About 248 school districts in New Jersey use the assessment, Heineman said.

Heineman and Kristin Fox, supervisor of social studies department, described the program to the Bernards Township Board of Education at its April 9 meeting.

MAP tests are given to grades 2 to 8 in English language arts and in various math measurements.

MAP also familiarizes students with using computers to take learning assessments and helps the school make placement decisions, when appropriate. Parents can ask about the results when they meet with teachers, and MAP can possibly help form gifted and talented groups of students.

MAP is an untimed test in which student answer questions. If he or she gets one right, the computer next asks a slightly more difficult one, until the student misses. If the student answers the initial question in error, the next question would be slightly easier.

The intention is to see about half the answers correct, and half wrong, Heineman said.
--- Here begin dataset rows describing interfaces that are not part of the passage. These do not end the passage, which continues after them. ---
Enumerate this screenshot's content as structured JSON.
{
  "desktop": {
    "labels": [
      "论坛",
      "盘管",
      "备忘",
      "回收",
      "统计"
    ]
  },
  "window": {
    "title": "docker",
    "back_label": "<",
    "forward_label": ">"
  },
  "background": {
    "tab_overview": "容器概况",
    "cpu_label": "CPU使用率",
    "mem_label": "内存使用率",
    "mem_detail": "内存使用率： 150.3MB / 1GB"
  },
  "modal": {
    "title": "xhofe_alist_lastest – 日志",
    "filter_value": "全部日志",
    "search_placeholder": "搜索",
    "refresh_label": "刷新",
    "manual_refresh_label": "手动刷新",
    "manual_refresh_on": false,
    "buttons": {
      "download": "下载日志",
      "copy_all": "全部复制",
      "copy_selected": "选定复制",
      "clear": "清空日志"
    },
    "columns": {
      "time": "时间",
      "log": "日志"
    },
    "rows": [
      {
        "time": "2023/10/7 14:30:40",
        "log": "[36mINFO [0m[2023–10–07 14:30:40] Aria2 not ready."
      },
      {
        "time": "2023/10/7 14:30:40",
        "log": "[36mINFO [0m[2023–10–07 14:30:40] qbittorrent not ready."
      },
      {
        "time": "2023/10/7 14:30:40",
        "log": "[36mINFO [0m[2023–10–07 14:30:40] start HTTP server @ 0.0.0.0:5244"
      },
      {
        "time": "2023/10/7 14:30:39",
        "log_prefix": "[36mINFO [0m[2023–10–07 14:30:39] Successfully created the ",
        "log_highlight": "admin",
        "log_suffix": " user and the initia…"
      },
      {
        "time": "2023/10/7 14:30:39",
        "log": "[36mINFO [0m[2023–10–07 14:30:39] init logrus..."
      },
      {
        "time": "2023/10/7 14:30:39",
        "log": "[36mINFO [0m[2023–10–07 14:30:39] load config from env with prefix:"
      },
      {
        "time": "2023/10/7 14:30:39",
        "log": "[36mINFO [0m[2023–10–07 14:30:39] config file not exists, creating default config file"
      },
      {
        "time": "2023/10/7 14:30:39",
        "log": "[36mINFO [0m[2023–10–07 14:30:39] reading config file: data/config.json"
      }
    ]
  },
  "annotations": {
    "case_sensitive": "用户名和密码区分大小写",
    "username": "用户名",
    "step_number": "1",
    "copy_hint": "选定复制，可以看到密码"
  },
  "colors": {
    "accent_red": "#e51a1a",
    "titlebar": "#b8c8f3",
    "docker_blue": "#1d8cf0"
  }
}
The measurement not only plots where the student falls in comparison to state and national results but also shows the student’s growth over time.

Importantly, results are nearly immediate and can give feedback to teachers and administrators within two days. That helps them adapt their lessons quickly to each class. Teachers can change reading materials, create small groups within the class in many fashions, or to develop tiered activities. They can use the report in teacher team meetings to discuss what works and what doesn’t. 

That makes MAP one of teachers’ favorite reports, said Fox.

Students can take as long as they wish, but usually a 50-question test is about 50 minutes long. The amount of time spent on each question is recorded, and can be helpful to educators.

The session from the meeting is available on the Board of Education’s website as a “presentation” and also as part of the taped entire meeting.